Abinger Common is a small village in Surrey, five miles south-west of Dorking. It claims to be one of the oldest, if not the oldest village in England. It was inhabited by Stone Age men. In the grounds of the Manor House behind St. James Church, are the remains of a Mesolithic dwelling discovered in the 1950s and considered to be one of the finest examples of a Middle Stone Age settlement in Europe.
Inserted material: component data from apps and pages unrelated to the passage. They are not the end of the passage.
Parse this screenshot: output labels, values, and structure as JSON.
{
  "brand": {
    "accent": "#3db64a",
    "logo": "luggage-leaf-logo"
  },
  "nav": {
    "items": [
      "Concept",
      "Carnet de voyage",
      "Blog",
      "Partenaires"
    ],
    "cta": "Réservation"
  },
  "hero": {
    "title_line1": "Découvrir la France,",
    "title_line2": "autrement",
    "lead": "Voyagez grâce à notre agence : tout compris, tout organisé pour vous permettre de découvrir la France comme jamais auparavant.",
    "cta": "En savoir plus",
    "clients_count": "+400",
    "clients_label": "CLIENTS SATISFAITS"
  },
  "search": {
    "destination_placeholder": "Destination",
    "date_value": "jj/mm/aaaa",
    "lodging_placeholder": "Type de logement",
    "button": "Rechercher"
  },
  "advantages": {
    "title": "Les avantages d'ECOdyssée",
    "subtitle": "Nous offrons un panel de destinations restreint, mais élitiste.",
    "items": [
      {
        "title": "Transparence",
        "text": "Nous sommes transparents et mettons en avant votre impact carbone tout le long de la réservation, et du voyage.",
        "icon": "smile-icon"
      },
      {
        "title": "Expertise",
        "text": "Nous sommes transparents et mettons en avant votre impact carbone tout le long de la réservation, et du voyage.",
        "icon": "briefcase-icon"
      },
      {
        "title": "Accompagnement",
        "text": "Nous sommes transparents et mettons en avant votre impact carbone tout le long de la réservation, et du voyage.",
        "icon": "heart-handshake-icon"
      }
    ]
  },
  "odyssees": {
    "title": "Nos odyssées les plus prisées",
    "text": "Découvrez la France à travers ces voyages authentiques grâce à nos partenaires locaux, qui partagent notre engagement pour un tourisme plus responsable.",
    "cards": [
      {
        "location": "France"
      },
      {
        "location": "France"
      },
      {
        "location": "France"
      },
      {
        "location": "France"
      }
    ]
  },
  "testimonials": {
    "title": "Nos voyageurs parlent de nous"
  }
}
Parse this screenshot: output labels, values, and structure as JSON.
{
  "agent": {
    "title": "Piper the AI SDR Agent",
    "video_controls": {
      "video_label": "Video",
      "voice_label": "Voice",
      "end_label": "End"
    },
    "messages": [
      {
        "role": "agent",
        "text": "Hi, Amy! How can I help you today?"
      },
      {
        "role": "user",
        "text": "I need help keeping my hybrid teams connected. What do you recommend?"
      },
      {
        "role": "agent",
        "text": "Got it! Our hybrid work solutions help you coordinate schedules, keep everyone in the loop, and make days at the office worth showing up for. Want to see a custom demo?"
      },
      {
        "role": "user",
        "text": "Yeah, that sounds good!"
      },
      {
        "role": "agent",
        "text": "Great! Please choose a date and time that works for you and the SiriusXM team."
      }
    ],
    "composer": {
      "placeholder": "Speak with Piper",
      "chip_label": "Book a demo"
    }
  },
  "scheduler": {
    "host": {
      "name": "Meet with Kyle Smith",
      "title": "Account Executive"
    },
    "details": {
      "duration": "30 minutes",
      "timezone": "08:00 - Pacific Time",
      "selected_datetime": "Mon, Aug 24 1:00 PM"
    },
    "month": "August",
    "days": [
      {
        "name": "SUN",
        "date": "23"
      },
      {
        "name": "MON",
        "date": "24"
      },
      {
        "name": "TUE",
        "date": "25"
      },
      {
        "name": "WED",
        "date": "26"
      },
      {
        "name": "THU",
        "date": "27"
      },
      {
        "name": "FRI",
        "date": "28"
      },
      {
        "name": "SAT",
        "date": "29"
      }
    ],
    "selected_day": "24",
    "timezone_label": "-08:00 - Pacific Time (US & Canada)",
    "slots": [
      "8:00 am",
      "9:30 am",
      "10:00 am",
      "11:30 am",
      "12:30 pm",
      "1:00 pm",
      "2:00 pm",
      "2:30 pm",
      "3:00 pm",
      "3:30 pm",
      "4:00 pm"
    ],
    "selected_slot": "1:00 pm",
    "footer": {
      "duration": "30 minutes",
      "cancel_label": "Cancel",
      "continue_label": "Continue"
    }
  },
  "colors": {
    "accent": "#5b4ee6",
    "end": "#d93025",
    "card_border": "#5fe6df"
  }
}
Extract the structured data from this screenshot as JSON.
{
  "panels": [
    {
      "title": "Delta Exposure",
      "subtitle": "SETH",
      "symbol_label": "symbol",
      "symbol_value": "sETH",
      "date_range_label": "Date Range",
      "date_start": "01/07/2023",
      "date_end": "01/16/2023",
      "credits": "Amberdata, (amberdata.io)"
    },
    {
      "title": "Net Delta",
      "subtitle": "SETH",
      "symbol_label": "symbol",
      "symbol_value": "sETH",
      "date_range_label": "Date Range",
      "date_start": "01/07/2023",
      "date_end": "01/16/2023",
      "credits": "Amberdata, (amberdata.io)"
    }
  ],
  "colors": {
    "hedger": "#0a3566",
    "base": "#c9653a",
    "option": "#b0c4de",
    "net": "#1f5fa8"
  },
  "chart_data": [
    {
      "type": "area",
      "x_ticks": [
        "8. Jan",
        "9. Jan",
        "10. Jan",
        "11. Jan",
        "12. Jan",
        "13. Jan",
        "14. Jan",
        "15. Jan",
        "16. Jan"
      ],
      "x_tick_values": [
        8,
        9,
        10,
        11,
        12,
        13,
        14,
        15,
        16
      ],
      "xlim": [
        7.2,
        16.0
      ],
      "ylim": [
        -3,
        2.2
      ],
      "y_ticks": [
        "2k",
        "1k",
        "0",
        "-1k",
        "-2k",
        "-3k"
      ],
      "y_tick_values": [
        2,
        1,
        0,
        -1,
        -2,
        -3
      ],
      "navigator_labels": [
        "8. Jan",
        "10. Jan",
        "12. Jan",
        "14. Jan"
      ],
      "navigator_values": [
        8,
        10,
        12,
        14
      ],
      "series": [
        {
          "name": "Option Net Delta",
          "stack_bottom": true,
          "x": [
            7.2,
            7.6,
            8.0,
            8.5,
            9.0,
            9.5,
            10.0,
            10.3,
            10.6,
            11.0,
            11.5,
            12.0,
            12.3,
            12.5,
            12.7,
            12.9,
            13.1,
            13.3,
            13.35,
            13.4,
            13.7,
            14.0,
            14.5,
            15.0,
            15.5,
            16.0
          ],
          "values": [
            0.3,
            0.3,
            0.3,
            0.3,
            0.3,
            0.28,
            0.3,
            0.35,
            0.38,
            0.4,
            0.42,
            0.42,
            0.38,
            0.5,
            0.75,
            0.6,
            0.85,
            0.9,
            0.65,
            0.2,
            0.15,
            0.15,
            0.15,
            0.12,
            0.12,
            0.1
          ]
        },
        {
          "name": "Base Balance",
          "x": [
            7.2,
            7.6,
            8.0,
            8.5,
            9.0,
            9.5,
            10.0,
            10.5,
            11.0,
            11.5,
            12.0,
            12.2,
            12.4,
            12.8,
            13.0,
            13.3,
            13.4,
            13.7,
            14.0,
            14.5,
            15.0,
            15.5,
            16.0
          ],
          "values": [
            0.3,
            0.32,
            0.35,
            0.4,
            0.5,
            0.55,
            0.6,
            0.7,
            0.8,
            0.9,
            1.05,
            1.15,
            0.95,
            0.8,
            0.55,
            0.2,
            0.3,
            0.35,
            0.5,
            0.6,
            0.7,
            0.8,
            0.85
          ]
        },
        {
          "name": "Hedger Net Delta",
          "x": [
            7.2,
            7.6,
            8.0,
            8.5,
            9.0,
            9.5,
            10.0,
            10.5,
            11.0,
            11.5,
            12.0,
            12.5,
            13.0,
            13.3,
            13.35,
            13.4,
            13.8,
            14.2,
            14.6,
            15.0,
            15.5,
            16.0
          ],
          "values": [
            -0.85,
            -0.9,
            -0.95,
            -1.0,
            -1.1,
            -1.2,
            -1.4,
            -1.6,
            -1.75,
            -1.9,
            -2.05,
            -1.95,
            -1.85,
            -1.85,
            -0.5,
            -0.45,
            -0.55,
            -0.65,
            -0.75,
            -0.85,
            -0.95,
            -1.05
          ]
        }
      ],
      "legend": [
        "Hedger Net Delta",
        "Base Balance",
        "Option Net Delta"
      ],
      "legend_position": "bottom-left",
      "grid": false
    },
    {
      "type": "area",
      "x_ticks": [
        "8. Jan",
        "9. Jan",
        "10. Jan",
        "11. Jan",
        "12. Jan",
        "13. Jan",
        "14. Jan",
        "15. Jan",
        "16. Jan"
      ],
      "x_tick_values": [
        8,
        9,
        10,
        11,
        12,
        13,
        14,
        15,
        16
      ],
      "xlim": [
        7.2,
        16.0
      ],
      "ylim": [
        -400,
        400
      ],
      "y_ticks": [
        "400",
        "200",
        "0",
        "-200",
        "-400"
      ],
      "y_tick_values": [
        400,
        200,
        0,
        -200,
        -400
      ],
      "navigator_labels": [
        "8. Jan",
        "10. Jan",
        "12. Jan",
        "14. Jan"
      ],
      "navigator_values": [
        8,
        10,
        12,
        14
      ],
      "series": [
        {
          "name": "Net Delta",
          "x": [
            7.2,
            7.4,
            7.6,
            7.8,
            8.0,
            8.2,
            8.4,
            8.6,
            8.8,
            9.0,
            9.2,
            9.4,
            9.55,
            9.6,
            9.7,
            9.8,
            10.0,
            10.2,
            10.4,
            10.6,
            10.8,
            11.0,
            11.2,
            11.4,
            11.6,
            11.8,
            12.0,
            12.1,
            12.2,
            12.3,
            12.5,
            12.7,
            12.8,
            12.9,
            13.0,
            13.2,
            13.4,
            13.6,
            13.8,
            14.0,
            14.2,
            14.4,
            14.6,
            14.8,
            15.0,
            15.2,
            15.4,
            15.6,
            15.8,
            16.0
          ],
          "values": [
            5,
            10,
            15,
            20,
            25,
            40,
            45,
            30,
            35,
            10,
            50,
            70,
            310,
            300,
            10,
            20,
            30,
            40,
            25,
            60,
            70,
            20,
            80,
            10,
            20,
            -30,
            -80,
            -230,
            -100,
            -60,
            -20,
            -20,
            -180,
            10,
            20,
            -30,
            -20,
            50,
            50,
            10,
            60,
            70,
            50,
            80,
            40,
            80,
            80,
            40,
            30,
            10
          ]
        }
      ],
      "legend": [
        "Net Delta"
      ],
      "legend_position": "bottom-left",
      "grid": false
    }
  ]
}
More than 1,000 flint tools were found on this site.
Although St. James Church dates from Norman times, it was largely destroyed by a flying bomb during World War II and had to be extensively restored in the 1950s.
Next to the village pub and opposite St. James Church and the village green, is Evelyn Hall, which was built in the 19th century, but has been completely refurbished and is used as the Village Hall for many different events. The Evelyn family has been closely connected with Abinger Common. On the village green, is a well, constructed by William John Evelyn, Lord of the Manor of Abinger and opened in 1893. He was a descendant of the 17th century diarist, John Evelyn. He was born in 1620 and died in 1706. He is buried close to Abinger Common, at St. John’s Church, Wotton. His diaries, whilst not meant to be published, reveal the social and political life of the 17th century. He was a friend of Samuel Pepys and Sir Christopher Wren and was a founder member of the Royal Society.
The Abinger Hatch pub, opposite the church and village green, is renowned for the quality of its food. In the summer there is a croquet lawn. On the village green, is a set of stocks to hold three people.